    • Can You Loop? You Can Simulate a State Machine • You will need: – Variable – Loop – Switch • Steps: – Set variable to initial state immediately before loop – Put a switch inside a loop • Switch evaluates variable and branches accordingly – When you need to change state, change the value of that variable and wait for looping to occur – Make sure at least one of the states causes the loop to end
    • You Can Even Do This In SharePoint Designer (Sort of) • Warning – this is for entertainment purposes only • One field to store current state • One startup workflow, plus one workflow for each state – Last step of each workflow sets a field value – All state workflows started by modification to item (except for the workflow that caused the change to take place, of course) – Each workflow first checks state field, exits if not target state • This isn’t practical, though – It effectively starts all state workflows (other than the current one) with every change – Plays havoc with the audit trail
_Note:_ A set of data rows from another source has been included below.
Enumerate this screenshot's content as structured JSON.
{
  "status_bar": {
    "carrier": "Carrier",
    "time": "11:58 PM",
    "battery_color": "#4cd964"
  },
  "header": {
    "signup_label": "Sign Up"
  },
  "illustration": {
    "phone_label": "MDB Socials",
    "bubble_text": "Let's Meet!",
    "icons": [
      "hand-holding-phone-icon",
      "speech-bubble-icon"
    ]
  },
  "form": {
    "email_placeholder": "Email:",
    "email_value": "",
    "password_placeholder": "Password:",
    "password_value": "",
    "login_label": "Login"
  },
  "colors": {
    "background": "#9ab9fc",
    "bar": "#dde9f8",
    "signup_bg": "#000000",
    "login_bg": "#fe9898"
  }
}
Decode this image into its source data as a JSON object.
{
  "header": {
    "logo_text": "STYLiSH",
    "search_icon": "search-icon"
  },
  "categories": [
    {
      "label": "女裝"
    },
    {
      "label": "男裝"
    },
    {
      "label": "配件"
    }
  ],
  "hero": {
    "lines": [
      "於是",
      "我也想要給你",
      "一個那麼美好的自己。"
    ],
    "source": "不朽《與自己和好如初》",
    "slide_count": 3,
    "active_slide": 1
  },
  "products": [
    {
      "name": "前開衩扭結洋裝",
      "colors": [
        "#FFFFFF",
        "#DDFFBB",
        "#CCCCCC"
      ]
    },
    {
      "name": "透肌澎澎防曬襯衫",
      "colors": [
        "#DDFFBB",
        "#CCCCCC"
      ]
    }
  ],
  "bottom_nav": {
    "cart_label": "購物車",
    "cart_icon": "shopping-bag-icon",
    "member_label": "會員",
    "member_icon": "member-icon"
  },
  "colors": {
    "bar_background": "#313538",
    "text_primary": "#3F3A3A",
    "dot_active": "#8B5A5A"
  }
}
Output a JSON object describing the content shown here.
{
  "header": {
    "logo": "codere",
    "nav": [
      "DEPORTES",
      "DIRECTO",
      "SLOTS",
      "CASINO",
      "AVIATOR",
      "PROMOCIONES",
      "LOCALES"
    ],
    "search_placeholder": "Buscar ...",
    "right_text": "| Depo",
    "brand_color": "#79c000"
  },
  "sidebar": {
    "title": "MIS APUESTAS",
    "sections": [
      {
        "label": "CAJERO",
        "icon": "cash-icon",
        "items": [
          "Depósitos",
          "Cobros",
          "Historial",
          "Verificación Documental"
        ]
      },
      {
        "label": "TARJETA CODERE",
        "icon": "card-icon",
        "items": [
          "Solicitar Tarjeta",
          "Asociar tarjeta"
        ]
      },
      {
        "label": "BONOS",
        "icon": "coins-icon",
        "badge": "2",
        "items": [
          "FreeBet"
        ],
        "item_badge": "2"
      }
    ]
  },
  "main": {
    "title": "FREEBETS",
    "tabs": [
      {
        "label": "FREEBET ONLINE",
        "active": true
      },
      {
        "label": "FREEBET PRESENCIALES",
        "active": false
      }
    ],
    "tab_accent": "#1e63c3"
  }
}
    • Windows Workflow Foundation 4.0 • Microsoft removed state machines from WF 4.0 • Introduced a Flowchart workflow type instead – Still consisted of states – Graphical paths between states – Worked for many use cases • Backlash ensued! • Microsoft later introduced a State Machine activity – Posted to CodePlex – http://wf.codeplex.com/releases/view/43586
    • Conclusion • State machines sound esoteric – they’re not • State machines have genuine practical benefits • This is a way of designing, not coding – State machines can behave sequentially if need be – Sequential workflows can behave like state machines if need be • Many products can do this • A lot of content exists to help
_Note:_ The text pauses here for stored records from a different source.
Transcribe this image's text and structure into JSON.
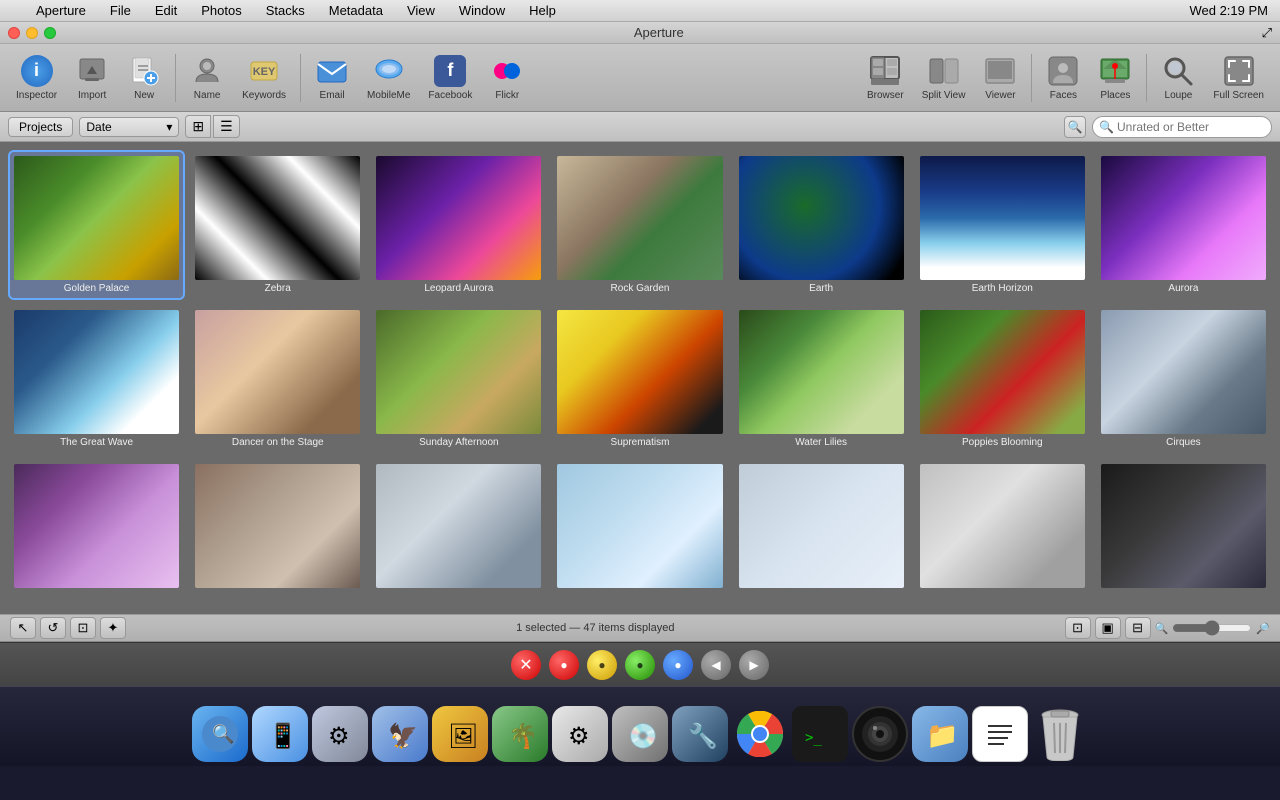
{
  "app": {
    "title": "Aperture",
    "time": "Wed 2:19 PM"
  },
  "menubar": {
    "apple": "",
    "items": [
      "Aperture",
      "File",
      "Edit",
      "Photos",
      "Stacks",
      "Metadata",
      "View",
      "Window",
      "Help"
    ]
  },
  "toolbar": {
    "buttons": [
      {
        "id": "inspector",
        "label": "Inspector",
        "icon": "ℹ"
      },
      {
        "id": "import",
        "label": "Import",
        "icon": "⬇"
      },
      {
        "id": "new",
        "label": "New",
        "icon": "📄"
      },
      {
        "id": "name",
        "label": "Name",
        "icon": "🏷"
      },
      {
        "id": "keywords",
        "label": "Keywords",
        "icon": "🔑"
      },
      {
        "id": "email",
        "label": "Email",
        "icon": "✉"
      },
      {
        "id": "mobileme",
        "label": "MobileMe",
        "icon": "☁"
      },
      {
        "id": "facebook",
        "label": "Facebook",
        "icon": "f"
      },
      {
        "id": "flickr",
        "label": "Flickr",
        "icon": "⬡"
      },
      {
        "id": "browser",
        "label": "Browser",
        "icon": "⊞"
      },
      {
        "id": "splitview",
        "label": "Split View",
        "icon": "⊟"
      },
      {
        "id": "viewer",
        "label": "Viewer",
        "icon": "▣"
      },
      {
        "id": "faces",
        "label": "Faces",
        "icon": "👤"
      },
      {
        "id": "places",
        "label": "Places",
        "icon": "📍"
      },
      {
        "id": "loupe",
        "label": "Loupe",
        "icon": "🔍"
      },
      {
        "id": "fullscreen",
        "label": "Full Screen",
        "icon": "⛶"
      }
    ]
  },
  "secondary_toolbar": {
    "breadcrumb": "Projects",
    "sort": "Date",
    "search_placeholder": "Unrated or Better"
  },
  "photos": [
    {
      "id": 1,
      "label": "Golden Palace",
      "thumb_class": "thumb-golden",
      "selected": true
    },
    {
      "id": 2,
      "label": "Zebra",
      "thumb_class": "thumb-zebra",
      "selected": false
    },
    {
      "id": 3,
      "label": "Leopard Aurora",
      "thumb_class": "thumb-aurora",
      "selected": false
    },
    {
      "id": 4,
      "label": "Rock Garden",
      "thumb_class": "thumb-rock",
      "selected": false
    },
    {
      "id": 5,
      "label": "Earth",
      "thumb_class": "thumb-earth",
      "selected": false
    },
    {
      "id": 6,
      "label": "Earth Horizon",
      "thumb_class": "thumb-earth-horizon",
      "selected": false
    },
    {
      "id": 7,
      "label": "Aurora",
      "thumb_class": "thumb-aurora2",
      "selected": false
    },
    {
      "id": 8,
      "label": "The Great Wave",
      "thumb_class": "thumb-wave",
      "selected": false
    },
    {
      "id": 9,
      "label": "Dancer on the Stage",
      "thumb_class": "thumb-dancer",
      "selected": false
    },
    {
      "id": 10,
      "label": "Sunday Afternoon",
      "thumb_class": "thumb-sunday",
      "selected": false
    },
    {
      "id": 11,
      "label": "Suprematism",
      "thumb_class": "thumb-suprematism",
      "selected": false
    },
    {
      "id": 12,
      "label": "Water Lilies",
      "thumb_class": "thumb-waterlilies",
      "selected": false
    },
    {
      "id": 13,
      "label": "Poppies Blooming",
      "thumb_class": "thumb-poppies",
      "selected": false
    },
    {
      "id": 14,
      "label": "Cirques",
      "thumb_class": "thumb-cirques",
      "selected": false
    },
    {
      "id": 15,
      "label": "",
      "thumb_class": "thumb-mountain",
      "selected": false
    },
    {
      "id": 16,
      "label": "",
      "thumb_class": "thumb-stones",
      "selected": false
    },
    {
      "id": 17,
      "label": "",
      "thumb_class": "thumb-sketch",
      "selected": false
    },
    {
      "id": 18,
      "label": "",
      "thumb_class": "thumb-glacier",
      "selected": false
    },
    {
      "id": 19,
      "label": "",
      "thumb_class": "thumb-mist",
      "selected": false
    },
    {
      "id": 20,
      "label": "",
      "thumb_class": "thumb-pebbles",
      "selected": false
    },
    {
      "id": 21,
      "label": "",
      "thumb_class": "thumb-dark-mountain",
      "selected": false
    }
  ],
  "status": {
    "text": "1 selected — 47 items displayed"
  },
  "playback": {
    "btn_reject": "✕",
    "btn_red": "●",
    "btn_yellow": "●",
    "btn_green": "●",
    "btn_blue": "●",
    "btn_prev": "◀",
    "btn_next": "▶"
  },
  "dock": {
    "items": [
      "🔍",
      "📱",
      "⚙",
      "🦅",
      "🖼",
      "🌴",
      "⚙",
      "💾",
      "🔧",
      "🌐",
      "💻",
      "📷",
      "📁",
      "📝",
      "🗑"
    ]
  }
}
    • Questions & Discussion
    • References • • • • • • • http://msdn.microsoft.com/en-us/library/gg508985.aspx http://msdn.microsoft.com/en-us/library/dd692929.aspx http://odetocode.com/code/460.aspx http://srisharepointdevelopment.blogspot.com/2010/06/state-machine-vssequential-workflow.html http://vtonms.blogspot.com/2010/01/nintex-workflow-smart-restart-workflow.html http://blogs.msdn.com/b/davegreen/archive/2005/10/20/483309.aspx http://blogs.msdn.com/b/pravin_indurkar/archive/2005/09/25/473826.aspx